Task:
Return each entry below without any alteration.

(Data records for software interfaces)
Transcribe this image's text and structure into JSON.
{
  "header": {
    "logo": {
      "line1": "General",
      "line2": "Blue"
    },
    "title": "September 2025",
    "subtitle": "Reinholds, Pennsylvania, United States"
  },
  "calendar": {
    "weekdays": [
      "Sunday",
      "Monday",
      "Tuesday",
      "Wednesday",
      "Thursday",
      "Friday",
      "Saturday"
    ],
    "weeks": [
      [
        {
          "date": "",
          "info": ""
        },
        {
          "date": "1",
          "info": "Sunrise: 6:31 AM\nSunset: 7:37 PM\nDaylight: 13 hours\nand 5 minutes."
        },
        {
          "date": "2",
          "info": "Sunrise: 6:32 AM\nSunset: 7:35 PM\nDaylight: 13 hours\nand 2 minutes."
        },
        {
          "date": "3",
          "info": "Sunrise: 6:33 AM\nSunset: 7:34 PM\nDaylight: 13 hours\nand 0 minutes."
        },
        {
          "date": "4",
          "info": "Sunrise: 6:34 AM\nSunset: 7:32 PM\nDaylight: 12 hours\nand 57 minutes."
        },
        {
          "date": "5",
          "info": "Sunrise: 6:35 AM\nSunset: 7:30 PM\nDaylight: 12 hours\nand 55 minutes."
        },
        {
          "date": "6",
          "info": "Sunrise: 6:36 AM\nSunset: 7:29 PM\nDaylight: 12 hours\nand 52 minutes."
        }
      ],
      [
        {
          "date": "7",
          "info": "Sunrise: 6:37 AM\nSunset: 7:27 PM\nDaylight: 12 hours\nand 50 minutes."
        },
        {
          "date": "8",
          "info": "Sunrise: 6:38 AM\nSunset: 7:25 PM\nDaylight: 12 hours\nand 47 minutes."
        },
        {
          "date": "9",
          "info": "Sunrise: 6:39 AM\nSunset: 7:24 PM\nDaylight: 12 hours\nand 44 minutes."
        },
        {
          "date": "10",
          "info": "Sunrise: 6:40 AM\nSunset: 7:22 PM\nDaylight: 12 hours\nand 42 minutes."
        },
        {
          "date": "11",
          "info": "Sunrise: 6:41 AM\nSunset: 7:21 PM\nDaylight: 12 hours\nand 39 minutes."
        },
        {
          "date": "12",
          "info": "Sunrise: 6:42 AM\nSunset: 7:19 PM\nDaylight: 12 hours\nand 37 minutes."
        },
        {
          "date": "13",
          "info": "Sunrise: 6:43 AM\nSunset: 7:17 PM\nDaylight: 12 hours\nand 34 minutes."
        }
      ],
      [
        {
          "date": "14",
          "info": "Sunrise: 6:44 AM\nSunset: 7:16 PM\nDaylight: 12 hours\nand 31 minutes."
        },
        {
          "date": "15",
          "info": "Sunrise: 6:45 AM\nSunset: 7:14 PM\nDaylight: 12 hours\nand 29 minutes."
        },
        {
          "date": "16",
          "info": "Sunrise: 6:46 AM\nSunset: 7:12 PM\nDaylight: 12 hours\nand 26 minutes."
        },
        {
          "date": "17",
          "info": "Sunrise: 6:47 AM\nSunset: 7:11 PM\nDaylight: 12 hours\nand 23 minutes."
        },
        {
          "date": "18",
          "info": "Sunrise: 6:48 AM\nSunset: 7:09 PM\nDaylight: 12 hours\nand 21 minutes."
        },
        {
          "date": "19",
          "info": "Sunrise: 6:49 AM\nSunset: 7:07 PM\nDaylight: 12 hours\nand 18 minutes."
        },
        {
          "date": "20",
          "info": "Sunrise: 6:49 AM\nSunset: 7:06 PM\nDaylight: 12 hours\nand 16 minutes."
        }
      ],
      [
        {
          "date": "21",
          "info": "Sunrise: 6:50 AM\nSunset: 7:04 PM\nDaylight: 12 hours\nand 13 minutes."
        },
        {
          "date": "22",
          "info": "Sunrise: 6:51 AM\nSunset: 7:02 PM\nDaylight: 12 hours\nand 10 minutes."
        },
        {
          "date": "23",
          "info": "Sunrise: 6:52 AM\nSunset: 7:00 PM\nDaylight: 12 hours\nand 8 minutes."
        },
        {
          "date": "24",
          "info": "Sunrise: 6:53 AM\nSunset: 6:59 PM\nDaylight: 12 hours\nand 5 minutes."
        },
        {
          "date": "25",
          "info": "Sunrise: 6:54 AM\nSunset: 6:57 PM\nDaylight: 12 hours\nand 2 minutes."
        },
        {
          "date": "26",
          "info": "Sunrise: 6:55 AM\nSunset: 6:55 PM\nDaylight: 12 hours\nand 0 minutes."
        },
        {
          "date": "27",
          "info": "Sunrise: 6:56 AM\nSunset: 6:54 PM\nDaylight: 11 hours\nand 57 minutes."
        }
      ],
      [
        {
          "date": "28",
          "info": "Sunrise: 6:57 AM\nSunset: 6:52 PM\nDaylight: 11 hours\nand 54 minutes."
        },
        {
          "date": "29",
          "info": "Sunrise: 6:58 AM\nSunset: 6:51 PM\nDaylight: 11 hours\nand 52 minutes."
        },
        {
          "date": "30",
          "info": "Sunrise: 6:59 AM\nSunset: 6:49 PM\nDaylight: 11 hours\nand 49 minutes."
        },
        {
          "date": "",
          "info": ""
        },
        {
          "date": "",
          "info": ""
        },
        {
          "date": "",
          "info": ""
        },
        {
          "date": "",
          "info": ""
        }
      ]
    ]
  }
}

Result:
Transcribe this image's text and structure into JSON.
{
  "header": {
    "logo": {
      "line1": "General",
      "line2": "Blue"
    },
    "title": "September 2025",
    "subtitle": "Reinholds, Pennsylvania, United States"
  },
  "calendar": {
    "weekdays": [
      "Sunday",
      "Monday",
      "Tuesday",
      "Wednesday",
      "Thursday",
      "Friday",
      "Saturday"
    ],
    "weeks": [
      [
        {
          "date": "",
          "info": ""
        },
        {
          "date": "1",
          "info": "Sunrise: 6:31 AM\nSunset: 7:37 PM\nDaylight: 13 hours\nand 5 minutes."
        },
        {
          "date": "2",
          "info": "Sunrise: 6:32 AM\nSunset: 7:35 PM\nDaylight: 13 hours\nand 2 minutes."
        },
        {
          "date": "3",
          "info": "Sunrise: 6:33 AM\nSunset: 7:34 PM\nDaylight: 13 hours\nand 0 minutes."
        },
        {
          "date": "4",
          "info": "Sunrise: 6:34 AM\nSunset: 7:32 PM\nDaylight: 12 hours\nand 57 minutes."
        },
        {
          "date": "5",
          "info": "Sunrise: 6:35 AM\nSunset: 7:30 PM\nDaylight: 12 hours\nand 55 minutes."
        },
        {
          "date": "6",
          "info": "Sunrise: 6:36 AM\nSunset: 7:29 PM\nDaylight: 12 hours\nand 52 minutes."
        }
      ],
      [
        {
          "date": "7",
          "info": "Sunrise: 6:37 AM\nSunset: 7:27 PM\nDaylight: 12 hours\nand 50 minutes."
        },
        {
          "date": "8",
          "info": "Sunrise: 6:38 AM\nSunset: 7:25 PM\nDaylight: 12 hours\nand 47 minutes."
        },
        {
          "date": "9",
          "info": "Sunrise: 6:39 AM\nSunset: 7:24 PM\nDaylight: 12 hours\nand 44 minutes."
        },
        {
          "date": "10",
          "info": "Sunrise: 6:40 AM\nSunset: 7:22 PM\nDaylight: 12 hours\nand 42 minutes."
        },
        {
          "date": "11",
          "info": "Sunrise: 6:41 AM\nSunset: 7:21 PM\nDaylight: 12 hours\nand 39 minutes."
        },
        {
          "date": "12",
          "info": "Sunrise: 6:42 AM\nSunset: 7:19 PM\nDaylight: 12 hours\nand 37 minutes."
        },
        {
          "date": "13",
          "info": "Sunrise: 6:43 AM\nSunset: 7:17 PM\nDaylight: 12 hours\nand 34 minutes."
        }
      ],
      [
        {
          "date": "14",
          "info": "Sunrise: 6:44 AM\nSunset: 7:16 PM\nDaylight: 12 hours\nand 31 minutes."
        },
        {
          "date": "15",
          "info": "Sunrise: 6:45 AM\nSunset: 7:14 PM\nDaylight: 12 hours\nand 29 minutes."
        },
        {
          "date": "16",
          "info": "Sunrise: 6:46 AM\nSunset: 7:12 PM\nDaylight: 12 hours\nand 26 minutes."
        },
        {
          "date": "17",
          "info": "Sunrise: 6:47 AM\nSunset: 7:11 PM\nDaylight: 12 hours\nand 23 minutes."
        },
        {
          "date": "18",
          "info": "Sunrise: 6:48 AM\nSunset: 7:09 PM\nDaylight: 12 hours\nand 21 minutes."
        },
        {
          "date": "19",
          "info": "Sunrise: 6:49 AM\nSunset: 7:07 PM\nDaylight: 12 hours\nand 18 minutes."
        },
        {
          "date": "20",
          "info": "Sunrise: 6:49 AM\nSunset: 7:06 PM\nDaylight: 12 hours\nand 16 minutes."
        }
      ],
      [
        {
          "date": "21",
          "info": "Sunrise: 6:50 AM\nSunset: 7:04 PM\nDaylight: 12 hours\nand 13 minutes."
        },
        {
          "date": "22",
          "info": "Sunrise: 6:51 AM\nSunset: 7:02 PM\nDaylight: 12 hours\nand 10 minutes."
        },
        {
          "date": "23",
          "info": "Sunrise: 6:52 AM\nSunset: 7:00 PM\nDaylight: 12 hours\nand 8 minutes."
        },
        {
          "date": "24",
          "info": "Sunrise: 6:53 AM\nSunset: 6:59 PM\nDaylight: 12 hours\nand 5 minutes."
        },
        {
          "date": "25",
          "info": "Sunrise: 6:54 AM\nSunset: 6:57 PM\nDaylight: 12 hours\nand 2 minutes."
        },
        {
          "date": "26",
          "info": "Sunrise: 6:55 AM\nSunset: 6:55 PM\nDaylight: 12 hours\nand 0 minutes."
        },
        {
          "date": "27",
          "info": "Sunrise: 6:56 AM\nSunset: 6:54 PM\nDaylight: 11 hours\nand 57 minutes."
        }
      ],
      [
        {
          "date": "28",
          "info": "Sunrise: 6:57 AM\nSunset: 6:52 PM\nDaylight: 11 hours\nand 54 minutes."
        },
        {
          "date": "29",
          "info": "Sunrise: 6:58 AM\nSunset: 6:51 PM\nDaylight: 11 hours\nand 52 minutes."
        },
        {
          "date": "30",
          "info": "Sunrise: 6:59 AM\nSunset: 6:49 PM\nDaylight: 11 hours\nand 49 minutes."
        },
        {
          "date": "",
          "info": ""
        },
        {
          "date": "",
          "info": ""
        },
        {
          "date": "",
          "info": ""
        },
        {
          "date": "",
          "info": ""
        }
      ]
    ]
  }
}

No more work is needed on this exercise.